The Fall 2010 issue of the Journal of the History of the Behavioral Sciences has just been released online. This issue includes articles on the development of the American Psychological Association’s code of ethics, as well as the relationship between the Rockefeller Foundation, child study initiatives, and race. Titles, authors and abstracts follow below.
“The science of ethics: Deception, the resilient self, and the APA code of ethics, 1966–1973” by Laura Stark. The abstract reads,
This paper has two aims. The first is to shed light on a remarkable archival source, namely survey responses from thousands of American psychologists during the 1960s in which they described their contemporary research practices and discussed whether the practices were “ethical.” The second aim is to examine the process through which the American Psychological Association (APA) used these survey responses to create principles on how psychologists should treat human subjects. The paper focuses on debates over whether “deception” research was acceptable. It documents how members of the committee that wrote the principles refereed what was, in fact, a disagreement between two contemporary research orientations. The paper argues that the ethics committee ultimately built the model of “the resilient self” into the APA’s 1973 ethics code. At the broadest level, the paper explores how prevailing understandings of human nature are written into seemingly universal and timeless codes of ethics.
“Local knowledge, state power, and the science of industrial labor relations: William Leiserson, David Saposs, and American labor economics in the interwar years” by Jessica Wang. The abstract reads,
Recent scholarship has frequently emphasized modern states’ use of social science to impose universalized conceptions of rationality and order upon diverse, highly localized settings. The New Deal era experiences of William M. Leiserson and David J. Saposs, however, provide an analytical alternative. As students of the pioneering labor economist John R. Commons, Leiserson and Saposs sought to create mechanisms for state oversight of industrial labor relations that recognized local practices and arrangements.

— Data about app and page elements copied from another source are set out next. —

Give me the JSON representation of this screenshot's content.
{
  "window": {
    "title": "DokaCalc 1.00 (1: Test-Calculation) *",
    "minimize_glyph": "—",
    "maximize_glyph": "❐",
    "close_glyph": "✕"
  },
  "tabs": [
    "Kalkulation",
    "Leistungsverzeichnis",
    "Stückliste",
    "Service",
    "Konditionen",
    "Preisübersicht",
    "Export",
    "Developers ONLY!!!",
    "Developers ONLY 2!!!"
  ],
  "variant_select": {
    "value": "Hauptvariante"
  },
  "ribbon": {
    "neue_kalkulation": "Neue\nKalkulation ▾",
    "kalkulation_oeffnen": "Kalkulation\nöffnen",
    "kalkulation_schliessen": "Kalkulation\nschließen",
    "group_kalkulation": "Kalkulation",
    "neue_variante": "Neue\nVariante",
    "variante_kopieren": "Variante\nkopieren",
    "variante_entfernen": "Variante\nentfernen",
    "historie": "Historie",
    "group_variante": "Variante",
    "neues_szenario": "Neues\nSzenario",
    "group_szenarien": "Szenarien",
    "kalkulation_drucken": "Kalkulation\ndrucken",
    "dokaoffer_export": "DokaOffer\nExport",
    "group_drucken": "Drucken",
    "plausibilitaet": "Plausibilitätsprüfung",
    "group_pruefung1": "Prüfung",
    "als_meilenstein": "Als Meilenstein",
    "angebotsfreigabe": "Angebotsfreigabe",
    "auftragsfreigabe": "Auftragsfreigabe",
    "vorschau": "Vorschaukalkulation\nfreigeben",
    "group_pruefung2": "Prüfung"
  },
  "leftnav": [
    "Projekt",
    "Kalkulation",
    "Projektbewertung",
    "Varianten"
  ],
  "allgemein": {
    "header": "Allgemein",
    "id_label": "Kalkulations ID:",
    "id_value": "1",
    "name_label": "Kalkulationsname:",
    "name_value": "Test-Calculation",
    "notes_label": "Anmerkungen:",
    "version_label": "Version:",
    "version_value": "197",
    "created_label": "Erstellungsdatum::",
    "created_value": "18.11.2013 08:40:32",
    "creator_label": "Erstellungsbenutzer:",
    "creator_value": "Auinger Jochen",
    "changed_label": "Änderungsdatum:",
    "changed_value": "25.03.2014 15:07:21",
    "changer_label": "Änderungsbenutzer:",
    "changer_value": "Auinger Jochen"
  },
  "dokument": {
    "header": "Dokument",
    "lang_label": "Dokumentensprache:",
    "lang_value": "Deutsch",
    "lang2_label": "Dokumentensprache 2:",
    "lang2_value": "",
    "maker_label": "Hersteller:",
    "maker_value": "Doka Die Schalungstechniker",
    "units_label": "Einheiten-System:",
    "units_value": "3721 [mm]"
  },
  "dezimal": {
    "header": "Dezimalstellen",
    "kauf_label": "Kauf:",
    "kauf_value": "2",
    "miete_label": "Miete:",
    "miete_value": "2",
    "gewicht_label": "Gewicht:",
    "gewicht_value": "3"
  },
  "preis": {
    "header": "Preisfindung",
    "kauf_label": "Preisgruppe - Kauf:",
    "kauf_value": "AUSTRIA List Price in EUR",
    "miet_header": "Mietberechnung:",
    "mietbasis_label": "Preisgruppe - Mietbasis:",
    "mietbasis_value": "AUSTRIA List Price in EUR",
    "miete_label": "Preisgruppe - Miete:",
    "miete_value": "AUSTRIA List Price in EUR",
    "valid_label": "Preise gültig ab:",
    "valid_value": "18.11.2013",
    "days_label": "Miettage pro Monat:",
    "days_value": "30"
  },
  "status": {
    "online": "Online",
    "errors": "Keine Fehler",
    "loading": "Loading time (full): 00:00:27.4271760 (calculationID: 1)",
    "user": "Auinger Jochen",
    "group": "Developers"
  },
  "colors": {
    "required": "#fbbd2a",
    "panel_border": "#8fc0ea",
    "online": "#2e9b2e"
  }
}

Although their approach failed to take hold within the National Labor Relations Board, localized institutional and political contingencies, and not a hegemonic modernism, account best for their frustrated aspirations in the late 1930s.
“A special relationship: Race, child study, and Rockefeller philanthropy” by Katharine S. Milar. The abstract reads,
In 1928, the Laura Spelman Rockefeller Memorial granted funds to the University of Cincinnati to establish a child study and parent education program for African Americans. This paper traces the origin of the idea for this program to a special relationship between the family of John D. Rockefeller, Sr., and Spelman College, an African American women’s college in Atlanta, Georgia. This relationship embodied Rockefeller’s interest in women and children, in Baptist charities, in higher education (especially in the South), and race. The case study of this relationship addresses the larger question: To what purpose was the African American woman to be educated?